REQUIREMENT: Which lines of the records below contain the word "Kích"? Copy each of them out.
'''
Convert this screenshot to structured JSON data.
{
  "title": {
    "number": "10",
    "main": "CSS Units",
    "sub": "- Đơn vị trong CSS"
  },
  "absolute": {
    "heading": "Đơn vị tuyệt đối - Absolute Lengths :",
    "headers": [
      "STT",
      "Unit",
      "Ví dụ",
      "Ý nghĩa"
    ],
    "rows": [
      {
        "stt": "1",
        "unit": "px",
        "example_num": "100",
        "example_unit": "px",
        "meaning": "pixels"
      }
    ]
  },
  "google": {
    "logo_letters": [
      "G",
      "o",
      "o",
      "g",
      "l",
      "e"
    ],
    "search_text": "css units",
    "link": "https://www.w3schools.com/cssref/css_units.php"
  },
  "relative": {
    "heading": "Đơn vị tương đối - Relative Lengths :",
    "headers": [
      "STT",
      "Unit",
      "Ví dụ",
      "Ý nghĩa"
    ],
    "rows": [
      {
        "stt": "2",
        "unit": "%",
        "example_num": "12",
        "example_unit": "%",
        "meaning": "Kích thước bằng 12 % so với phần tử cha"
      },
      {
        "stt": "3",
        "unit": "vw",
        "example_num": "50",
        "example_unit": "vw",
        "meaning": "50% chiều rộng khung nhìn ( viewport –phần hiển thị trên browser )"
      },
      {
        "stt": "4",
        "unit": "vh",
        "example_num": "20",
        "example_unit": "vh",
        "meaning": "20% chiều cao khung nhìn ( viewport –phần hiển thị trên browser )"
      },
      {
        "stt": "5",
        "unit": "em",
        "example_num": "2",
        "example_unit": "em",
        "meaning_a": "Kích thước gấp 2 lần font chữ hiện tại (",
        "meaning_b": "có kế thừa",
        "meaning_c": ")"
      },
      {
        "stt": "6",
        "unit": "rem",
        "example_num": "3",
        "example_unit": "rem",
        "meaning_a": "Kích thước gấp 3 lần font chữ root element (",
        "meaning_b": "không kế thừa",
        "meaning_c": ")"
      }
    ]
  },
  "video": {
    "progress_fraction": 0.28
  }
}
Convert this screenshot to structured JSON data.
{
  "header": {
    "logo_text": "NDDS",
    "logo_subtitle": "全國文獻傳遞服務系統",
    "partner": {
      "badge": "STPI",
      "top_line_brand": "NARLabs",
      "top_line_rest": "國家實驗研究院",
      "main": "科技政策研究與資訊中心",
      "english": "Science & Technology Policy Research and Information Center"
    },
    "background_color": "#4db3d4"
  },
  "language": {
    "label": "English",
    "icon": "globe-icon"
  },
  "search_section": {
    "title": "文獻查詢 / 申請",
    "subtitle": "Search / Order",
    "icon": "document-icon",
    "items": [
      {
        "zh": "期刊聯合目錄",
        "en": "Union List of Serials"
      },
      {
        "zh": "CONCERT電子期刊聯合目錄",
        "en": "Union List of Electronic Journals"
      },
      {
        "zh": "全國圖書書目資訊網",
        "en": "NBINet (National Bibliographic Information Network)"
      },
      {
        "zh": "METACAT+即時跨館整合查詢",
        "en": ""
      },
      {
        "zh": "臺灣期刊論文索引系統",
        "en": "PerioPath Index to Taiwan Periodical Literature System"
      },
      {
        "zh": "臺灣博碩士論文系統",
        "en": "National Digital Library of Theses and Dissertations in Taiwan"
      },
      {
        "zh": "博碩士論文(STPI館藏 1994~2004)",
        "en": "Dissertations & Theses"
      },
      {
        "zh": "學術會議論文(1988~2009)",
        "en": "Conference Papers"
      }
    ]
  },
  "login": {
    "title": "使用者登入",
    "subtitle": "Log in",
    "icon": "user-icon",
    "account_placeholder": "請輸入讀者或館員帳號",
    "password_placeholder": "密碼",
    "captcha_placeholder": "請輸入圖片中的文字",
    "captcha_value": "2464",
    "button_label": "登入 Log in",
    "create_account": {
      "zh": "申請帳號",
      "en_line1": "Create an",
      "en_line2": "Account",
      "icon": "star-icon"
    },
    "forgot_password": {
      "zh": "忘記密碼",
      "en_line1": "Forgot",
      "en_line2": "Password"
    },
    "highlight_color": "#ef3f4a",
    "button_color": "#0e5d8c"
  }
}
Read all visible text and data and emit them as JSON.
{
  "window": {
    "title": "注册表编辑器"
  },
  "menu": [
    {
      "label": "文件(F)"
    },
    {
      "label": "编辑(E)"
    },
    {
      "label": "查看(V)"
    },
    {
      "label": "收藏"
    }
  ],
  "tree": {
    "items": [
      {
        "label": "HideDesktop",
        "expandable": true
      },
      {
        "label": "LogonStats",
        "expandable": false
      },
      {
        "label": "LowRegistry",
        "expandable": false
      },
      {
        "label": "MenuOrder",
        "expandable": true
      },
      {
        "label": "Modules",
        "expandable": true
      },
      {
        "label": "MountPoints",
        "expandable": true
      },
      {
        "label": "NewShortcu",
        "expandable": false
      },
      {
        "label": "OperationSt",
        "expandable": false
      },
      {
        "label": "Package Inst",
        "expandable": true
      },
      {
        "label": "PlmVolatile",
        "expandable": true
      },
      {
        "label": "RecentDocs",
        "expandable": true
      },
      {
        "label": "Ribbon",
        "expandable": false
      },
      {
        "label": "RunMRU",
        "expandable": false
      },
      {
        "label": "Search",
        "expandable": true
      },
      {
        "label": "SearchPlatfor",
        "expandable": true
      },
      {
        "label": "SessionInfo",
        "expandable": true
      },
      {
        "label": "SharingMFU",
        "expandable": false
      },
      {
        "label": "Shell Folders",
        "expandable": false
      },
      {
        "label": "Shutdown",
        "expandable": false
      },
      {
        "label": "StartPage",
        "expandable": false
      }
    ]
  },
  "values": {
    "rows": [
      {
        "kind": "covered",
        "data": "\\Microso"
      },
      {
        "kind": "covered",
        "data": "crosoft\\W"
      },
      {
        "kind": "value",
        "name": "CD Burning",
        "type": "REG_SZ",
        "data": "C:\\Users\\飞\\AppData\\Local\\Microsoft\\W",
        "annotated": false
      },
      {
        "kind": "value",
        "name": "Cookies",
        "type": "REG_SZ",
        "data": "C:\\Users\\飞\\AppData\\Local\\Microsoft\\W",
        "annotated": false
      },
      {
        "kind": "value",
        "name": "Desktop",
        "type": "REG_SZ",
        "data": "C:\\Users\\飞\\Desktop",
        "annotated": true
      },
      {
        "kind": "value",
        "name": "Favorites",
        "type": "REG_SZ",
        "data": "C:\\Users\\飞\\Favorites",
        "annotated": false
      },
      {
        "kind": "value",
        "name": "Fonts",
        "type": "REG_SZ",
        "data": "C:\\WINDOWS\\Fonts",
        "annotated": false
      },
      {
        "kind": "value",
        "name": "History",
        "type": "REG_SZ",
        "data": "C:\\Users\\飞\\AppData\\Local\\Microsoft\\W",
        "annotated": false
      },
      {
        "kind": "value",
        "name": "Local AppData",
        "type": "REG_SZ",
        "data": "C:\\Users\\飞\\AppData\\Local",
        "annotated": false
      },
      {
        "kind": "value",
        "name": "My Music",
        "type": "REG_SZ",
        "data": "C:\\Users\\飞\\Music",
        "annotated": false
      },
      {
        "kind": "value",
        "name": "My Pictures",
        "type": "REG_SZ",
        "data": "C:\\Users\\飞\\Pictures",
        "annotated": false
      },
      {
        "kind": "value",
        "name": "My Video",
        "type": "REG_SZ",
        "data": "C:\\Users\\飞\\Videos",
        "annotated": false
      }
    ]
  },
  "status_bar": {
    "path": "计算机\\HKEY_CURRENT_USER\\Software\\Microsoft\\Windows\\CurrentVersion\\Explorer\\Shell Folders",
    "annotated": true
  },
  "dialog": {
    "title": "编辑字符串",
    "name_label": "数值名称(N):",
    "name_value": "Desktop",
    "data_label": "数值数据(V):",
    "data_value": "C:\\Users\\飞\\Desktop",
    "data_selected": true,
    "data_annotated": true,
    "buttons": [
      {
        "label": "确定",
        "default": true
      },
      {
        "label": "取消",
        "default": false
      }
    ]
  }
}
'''
PROBLEM SOLUTION:
        "meaning": "Kích thước bằng 12 % so với phần tử cha"
        "meaning_a": "Kích thước gấp 2 lần font chữ hiện tại (",
        "meaning_a": "Kích thước gấp 3 lần font chữ root element (",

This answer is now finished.